> _Task_
If a line in the data below holds the word "JSON", copy it.

> _Raw data_
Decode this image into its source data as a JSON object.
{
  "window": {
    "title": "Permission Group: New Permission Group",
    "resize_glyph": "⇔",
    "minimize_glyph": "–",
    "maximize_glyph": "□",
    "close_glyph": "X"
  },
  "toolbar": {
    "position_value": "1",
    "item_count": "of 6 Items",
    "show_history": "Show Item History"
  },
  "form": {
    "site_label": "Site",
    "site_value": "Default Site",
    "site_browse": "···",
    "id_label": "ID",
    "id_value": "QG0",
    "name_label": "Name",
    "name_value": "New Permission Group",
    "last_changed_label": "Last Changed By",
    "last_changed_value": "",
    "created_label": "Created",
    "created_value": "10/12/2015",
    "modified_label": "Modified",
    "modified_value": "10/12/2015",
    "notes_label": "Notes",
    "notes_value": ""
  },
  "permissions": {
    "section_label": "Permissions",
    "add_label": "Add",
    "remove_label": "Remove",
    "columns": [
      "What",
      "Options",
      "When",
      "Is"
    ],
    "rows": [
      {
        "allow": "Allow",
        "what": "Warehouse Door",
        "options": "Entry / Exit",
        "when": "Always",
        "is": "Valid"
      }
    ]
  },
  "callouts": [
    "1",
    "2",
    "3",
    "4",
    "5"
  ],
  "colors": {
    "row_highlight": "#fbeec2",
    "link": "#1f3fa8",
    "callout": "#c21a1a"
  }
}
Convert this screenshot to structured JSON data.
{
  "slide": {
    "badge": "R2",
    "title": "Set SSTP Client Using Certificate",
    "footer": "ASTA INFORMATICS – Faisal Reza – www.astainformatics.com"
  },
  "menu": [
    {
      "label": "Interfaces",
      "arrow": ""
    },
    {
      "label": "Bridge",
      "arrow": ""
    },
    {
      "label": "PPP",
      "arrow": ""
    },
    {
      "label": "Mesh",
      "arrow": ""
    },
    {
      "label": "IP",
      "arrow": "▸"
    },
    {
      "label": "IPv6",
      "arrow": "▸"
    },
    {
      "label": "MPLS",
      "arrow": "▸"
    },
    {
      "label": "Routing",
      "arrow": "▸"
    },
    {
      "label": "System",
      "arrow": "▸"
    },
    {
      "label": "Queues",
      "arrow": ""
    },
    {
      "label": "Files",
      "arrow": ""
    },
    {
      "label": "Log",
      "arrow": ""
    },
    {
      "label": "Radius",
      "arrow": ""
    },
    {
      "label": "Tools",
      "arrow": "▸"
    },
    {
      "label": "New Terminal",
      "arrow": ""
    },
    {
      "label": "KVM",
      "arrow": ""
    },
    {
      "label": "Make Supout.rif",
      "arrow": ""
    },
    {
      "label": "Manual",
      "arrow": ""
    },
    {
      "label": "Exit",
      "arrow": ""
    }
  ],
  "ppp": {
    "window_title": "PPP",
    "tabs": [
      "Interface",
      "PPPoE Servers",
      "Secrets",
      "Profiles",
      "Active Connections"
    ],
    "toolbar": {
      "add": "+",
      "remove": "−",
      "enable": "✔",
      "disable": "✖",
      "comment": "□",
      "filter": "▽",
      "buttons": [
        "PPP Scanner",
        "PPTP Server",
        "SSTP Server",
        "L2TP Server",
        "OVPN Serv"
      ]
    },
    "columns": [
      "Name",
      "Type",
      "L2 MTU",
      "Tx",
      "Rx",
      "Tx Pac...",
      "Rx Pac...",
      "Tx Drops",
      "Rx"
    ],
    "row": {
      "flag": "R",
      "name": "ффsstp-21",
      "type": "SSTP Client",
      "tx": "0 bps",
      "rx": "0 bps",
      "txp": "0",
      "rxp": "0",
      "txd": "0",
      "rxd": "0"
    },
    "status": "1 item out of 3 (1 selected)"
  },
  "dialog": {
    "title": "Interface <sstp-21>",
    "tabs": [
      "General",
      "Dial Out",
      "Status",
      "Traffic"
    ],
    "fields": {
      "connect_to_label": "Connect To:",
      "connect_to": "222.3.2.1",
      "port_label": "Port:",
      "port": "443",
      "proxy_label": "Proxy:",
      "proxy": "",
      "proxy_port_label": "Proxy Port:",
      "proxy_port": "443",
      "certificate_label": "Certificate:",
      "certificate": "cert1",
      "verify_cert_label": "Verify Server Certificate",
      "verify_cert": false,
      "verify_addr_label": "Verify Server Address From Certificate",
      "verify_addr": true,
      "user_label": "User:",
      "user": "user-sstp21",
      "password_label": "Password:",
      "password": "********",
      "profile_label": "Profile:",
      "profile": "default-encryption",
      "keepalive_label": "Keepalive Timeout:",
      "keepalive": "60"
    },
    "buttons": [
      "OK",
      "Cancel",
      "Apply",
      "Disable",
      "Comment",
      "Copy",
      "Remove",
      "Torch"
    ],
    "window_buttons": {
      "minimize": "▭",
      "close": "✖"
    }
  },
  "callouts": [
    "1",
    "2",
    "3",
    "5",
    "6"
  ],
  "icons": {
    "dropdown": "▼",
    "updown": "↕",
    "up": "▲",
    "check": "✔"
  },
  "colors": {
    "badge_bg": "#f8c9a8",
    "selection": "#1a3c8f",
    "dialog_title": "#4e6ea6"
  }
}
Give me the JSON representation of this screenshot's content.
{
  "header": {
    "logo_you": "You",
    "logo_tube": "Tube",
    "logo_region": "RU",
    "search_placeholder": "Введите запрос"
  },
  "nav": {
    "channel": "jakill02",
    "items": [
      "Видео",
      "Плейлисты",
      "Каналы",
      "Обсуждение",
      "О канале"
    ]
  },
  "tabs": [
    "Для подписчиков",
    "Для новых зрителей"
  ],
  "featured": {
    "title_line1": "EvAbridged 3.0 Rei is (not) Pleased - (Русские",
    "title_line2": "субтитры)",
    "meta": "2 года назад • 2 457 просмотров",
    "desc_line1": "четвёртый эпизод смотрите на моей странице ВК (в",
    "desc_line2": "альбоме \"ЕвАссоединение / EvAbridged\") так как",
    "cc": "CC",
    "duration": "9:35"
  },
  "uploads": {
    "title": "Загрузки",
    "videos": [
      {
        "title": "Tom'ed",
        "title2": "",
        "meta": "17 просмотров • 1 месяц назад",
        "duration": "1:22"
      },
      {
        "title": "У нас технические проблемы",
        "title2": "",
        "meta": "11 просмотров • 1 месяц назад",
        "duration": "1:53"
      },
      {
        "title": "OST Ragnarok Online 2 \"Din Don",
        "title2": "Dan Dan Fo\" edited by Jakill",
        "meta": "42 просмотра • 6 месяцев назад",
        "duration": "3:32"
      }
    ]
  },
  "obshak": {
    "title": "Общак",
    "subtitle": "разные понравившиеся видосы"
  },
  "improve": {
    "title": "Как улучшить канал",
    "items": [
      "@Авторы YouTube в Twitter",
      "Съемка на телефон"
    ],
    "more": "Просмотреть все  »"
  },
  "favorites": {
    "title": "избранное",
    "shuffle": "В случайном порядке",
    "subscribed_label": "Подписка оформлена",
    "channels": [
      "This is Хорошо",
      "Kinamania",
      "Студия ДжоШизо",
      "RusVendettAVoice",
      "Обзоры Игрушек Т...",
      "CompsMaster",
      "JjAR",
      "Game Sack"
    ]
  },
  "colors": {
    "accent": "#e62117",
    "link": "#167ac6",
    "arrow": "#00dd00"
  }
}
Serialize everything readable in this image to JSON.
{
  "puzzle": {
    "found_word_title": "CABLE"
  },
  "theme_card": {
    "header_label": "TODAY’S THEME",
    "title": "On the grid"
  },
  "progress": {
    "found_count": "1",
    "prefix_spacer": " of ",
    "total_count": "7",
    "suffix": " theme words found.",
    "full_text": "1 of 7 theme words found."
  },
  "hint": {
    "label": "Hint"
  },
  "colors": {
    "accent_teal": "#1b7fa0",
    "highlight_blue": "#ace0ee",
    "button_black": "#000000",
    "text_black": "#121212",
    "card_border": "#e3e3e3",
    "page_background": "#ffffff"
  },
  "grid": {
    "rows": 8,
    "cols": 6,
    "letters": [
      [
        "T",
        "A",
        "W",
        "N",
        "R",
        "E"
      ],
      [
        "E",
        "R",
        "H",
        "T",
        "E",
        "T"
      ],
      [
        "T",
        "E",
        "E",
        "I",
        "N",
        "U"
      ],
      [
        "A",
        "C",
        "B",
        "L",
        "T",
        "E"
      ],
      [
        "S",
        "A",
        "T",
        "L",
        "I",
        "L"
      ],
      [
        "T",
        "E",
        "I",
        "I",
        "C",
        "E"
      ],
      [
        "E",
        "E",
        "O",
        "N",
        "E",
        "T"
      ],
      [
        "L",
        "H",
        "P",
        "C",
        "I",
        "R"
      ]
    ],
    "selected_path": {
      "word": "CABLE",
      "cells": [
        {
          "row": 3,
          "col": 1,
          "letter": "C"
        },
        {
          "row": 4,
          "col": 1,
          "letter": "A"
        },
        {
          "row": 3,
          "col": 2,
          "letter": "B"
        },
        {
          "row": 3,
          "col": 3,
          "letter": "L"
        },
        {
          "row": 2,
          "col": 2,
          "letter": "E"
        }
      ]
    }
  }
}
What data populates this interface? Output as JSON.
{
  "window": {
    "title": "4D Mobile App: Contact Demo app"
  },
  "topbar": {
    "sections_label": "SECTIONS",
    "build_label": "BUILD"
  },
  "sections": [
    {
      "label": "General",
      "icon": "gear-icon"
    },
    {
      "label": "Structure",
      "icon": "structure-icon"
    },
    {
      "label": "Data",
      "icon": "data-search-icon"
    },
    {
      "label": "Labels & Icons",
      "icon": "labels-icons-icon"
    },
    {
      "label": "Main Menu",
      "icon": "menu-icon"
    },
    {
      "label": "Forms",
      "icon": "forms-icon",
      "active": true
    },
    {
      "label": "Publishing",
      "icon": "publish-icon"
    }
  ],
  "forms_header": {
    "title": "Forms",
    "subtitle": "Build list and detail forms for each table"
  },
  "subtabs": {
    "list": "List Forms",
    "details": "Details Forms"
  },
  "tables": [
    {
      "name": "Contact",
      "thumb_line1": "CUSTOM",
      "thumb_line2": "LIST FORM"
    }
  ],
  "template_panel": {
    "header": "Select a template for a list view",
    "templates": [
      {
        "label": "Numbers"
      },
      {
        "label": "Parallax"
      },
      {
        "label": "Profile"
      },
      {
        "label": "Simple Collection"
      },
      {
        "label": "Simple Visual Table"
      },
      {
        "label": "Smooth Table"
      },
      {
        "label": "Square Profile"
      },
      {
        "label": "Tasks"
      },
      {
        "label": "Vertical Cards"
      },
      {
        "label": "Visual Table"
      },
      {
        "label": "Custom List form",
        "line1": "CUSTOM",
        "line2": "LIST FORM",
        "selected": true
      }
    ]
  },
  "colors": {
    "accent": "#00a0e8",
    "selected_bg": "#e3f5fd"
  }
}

> _Response box_
Decode this image into its source data as a JSON object.
Convert this screenshot to structured JSON data.
Give me the JSON representation of this screenshot's content.
Serialize everything readable in this image to JSON.
What data populates this interface? Output as JSON.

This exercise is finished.